Like most vitamins, the amount you need depends on whether you’re male or female, as well as your life stage. The recommended dietary intake is as follows:

Under 8 years
  • 1 to 3 years 0.5mg/day
  • 4 to 8 years 0.6mg/day
Boys
  • 9 to 13 years 0.9mg/day
  • 14-18 years 1.2mg/day
Girls
  • 9 to 13 years 0.9mg/day
  • 14-18 years 1.1mg/day
Men
  • 19+ years 1.2mg/day
Women
  • 19+ years 1.1mg/day (increasing to 1.4mg/day during pregnancy and if you’re breastfeeding)

Thiamine-rich foods
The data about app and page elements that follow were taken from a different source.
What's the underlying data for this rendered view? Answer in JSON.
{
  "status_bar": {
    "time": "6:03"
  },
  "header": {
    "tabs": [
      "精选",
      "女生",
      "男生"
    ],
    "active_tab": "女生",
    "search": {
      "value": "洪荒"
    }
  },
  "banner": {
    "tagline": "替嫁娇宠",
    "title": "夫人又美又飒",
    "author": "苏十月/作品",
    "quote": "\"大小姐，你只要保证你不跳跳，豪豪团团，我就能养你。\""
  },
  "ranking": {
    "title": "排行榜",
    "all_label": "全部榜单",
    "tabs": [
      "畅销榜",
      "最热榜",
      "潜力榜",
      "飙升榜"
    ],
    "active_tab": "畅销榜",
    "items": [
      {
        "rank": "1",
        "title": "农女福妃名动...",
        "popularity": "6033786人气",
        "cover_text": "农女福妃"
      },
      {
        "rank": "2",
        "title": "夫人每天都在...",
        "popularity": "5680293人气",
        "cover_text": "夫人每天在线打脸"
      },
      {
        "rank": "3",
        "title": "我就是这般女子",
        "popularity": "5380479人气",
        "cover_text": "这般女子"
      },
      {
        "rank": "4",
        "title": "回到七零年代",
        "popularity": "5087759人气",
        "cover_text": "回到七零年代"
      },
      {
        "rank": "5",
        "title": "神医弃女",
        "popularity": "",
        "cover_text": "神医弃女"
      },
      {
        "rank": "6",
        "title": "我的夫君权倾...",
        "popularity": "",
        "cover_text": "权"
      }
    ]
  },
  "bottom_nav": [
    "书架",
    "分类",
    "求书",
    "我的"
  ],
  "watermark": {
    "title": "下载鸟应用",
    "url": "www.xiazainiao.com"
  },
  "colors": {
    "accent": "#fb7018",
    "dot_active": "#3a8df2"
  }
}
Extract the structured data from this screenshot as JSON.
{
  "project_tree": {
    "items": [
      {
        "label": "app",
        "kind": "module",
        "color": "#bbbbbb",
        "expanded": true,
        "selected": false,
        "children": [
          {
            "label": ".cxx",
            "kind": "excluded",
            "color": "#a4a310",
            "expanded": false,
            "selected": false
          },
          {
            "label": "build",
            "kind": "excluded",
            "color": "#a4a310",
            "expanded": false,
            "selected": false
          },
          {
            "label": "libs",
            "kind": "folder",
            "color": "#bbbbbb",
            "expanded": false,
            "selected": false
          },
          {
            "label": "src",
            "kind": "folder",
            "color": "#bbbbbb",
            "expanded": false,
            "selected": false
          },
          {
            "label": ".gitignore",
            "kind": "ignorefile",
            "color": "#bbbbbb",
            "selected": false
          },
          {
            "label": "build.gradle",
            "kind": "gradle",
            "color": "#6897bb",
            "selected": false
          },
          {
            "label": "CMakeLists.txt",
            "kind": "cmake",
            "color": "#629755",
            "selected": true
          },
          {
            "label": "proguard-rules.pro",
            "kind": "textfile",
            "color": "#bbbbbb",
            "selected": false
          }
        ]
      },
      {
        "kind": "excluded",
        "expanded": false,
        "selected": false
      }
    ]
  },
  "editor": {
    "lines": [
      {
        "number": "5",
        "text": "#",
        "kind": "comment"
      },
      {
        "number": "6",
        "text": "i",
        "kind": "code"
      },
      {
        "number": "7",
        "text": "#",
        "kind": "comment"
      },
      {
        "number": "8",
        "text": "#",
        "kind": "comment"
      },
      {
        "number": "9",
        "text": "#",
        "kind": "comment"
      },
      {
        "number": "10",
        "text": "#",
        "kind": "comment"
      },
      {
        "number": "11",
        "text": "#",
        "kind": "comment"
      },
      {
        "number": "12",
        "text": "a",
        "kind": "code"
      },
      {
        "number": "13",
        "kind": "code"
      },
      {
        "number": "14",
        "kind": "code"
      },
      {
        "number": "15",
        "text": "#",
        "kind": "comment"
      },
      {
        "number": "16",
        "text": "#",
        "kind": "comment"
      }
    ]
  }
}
A variety of foods contain vitamin B1. Good sources include wholemeal cereal grains, nuts and seeds, legumes, wheat germ, yeast and pork. In Australia, the white and wholemeal flour that is used to make bread is also fortified with thiamine.

It pays to remember that thiamine is a water-soluble vitamin, so a significant amount is lost when cooking water is thrown out. Even simply heating these foods can reduce the vitamin content.
  • Vegemite (1 tbsp) 4.29mg
  • Oatmeal (¾ cup cooked) 0.72mg
  • Wheatgerm (¼ cup raw) 0.50mg
  • Pork mince (75g cooked) 0.75mg
  • Lentils (¾ cup cooked) 0.25mg
  • Peanuts (¼ cup) 0.24mg
  • Tahini (1 tbsp) 0.19mg
  • Edamame (½ cup cooked) 0.25mg
  • White sandwich bread (1 slice) 0.20mg
  • Wholemeal sandwich bread (1 slice) 0.16mg